Net Neutrality

FCC Repeals Net Neutrality, RIP Information Age

 

Following today’s vote on net neutrality, people are collectively losing their minds and I don’t blame them. This afternoon, the FCC voted 3-2 in favor of repealing net neutrality, a decision that is vehemently unpopular among literally, everyone I know. The vote followed party lines, despite being a non-partisan issue, with the three Republican commissioners voting to repeal and the two Democratic commissioners voting against. Over 80% of Americans opposed repealing net neutrality.

 

For over a decade, the FCC has been pro-net neutrality. They began promoting open internet rules since the mid-2000s, with formal regulations coming to be in 2010. In 2014, they were overturned when Verizon sued the FCC, though the court told the FCC to try again using Title II, which it did in 2015. Those rules are the ones overturned today.

 

Jessica Rosenworcel, one of the two Democrats on the commission, called the vote a “rash decision” that puts the FCC “on the wrong side of history, the wrong side of the law, and the wrong side of the American public.” The decision gives internet providers the “green light to go ahead and discriminate and manipulate your internet traffic.

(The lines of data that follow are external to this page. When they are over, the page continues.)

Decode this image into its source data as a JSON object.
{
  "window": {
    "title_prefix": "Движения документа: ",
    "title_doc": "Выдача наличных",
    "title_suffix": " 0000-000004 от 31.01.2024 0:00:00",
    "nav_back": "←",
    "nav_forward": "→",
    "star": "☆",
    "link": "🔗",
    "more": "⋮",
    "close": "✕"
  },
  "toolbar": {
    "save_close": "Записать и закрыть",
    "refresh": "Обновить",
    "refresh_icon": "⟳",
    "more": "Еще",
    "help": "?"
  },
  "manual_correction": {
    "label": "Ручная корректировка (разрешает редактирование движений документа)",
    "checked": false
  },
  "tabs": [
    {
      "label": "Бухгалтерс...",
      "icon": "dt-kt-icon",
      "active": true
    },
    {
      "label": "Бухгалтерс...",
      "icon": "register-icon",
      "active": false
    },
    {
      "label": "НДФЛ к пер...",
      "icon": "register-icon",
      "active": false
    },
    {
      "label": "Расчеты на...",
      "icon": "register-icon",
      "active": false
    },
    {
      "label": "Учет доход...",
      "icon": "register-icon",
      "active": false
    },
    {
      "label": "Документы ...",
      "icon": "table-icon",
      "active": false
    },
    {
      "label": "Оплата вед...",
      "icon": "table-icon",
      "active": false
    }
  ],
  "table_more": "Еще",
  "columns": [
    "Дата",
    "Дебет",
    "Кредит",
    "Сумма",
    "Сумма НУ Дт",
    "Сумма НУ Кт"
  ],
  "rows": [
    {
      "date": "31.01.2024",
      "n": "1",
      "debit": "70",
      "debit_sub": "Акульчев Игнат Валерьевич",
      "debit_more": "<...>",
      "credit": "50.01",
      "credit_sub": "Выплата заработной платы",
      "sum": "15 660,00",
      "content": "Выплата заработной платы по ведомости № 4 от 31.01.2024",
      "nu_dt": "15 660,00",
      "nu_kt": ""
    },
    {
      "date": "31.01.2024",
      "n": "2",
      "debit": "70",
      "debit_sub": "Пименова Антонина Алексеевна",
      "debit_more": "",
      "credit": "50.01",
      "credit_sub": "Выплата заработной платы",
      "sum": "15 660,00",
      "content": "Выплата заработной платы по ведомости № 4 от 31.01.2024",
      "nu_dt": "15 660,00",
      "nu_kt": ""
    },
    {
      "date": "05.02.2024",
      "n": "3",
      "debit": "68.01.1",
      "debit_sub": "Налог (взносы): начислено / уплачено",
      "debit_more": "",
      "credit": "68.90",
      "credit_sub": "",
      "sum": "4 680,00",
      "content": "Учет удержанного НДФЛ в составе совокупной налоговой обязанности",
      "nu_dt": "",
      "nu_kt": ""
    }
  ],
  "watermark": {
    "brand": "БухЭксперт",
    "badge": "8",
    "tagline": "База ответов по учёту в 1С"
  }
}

This is not good,” said Rosenworcel. “Not good for consumers. Not good for businesses. Not good for anyone who connects and creates online.”

 

Since the vote came to public attention, the American public has been firmly against repealing net neutrality. After the FCC opened the proposal to feedback, over 22 million comments were recorded. Then, of course, there’s the hubbub about how many of those comments are spam–a staggering 7.5 million, according to the FCC. Not that it really matters anyway. Since the beginning of the proceeding, the commission made it quite clear that it wasn’t interested in most public comments, despite a requirement to accept and consider them. Regardless of the spam, the net neutrality proceeding has been the most commented ever for the commission. 

 

It’s safe to say that there will be some sort of appeal, considering that barely two hours after the repeal, 17 different states have announced they’re planning to sue the FCC in order to preserve net neutrality. And that’s just so far. In court, the FCC will have to prove that enough has changed since 2015 and that there is enough evidence in their comments to back up their conclusion to revoke net neutrality. 

 

So what does all this actually mean for readers in America? So far, we really have no idea. Yesterday, The Verge published an op-ed piece written by the heads of the New York Public Library, the Brooklyn Library, and the Queens library systems which argued that the end of a free and open internet would worsen the inequality of education and opportunity, widening “the already yawning digital divide.”

 

Super. 

 

Anthony Marx (president, CEO of the New York Public Library) and Greg Cram (associate director of information policy) further delved into the issue, explaining exactly which library resources net neutrality protects, who would be hurt the most by the rollback, and why this move is threatening the basic foundation of American democracy. “We live in a world where access to information is essential for opportunity, for learning, for success, for civic life, for checking facts. Anything that reduces that, particularly for people who can’t afford alternatives, is a body blow to the basic democratic principles that the library stands for,” said Marx. 

 

Sure, people are pissed because the idea of paying for the free and fair use of the internet is absurd. With many complaints centered around social media, I’m shocked people aren’t more upset about online references like Wikipedia, JSTOR, or LexisNexis, let alone public library online resources. The amount of information currently available for free is staggering, and the public’s access to this information is about to be limited in a very real, very ridiculous way.

 

 

We have no way of knowing just how companies like Verizon, AT&T, and others plan to use the repeal, but it’s safe to say it won’t be to our benefit.

 

Text “BATTLE” to 384-387 to contact Congress and show your support for net neutrality. 

 

Featured Image Via Battle For The Net.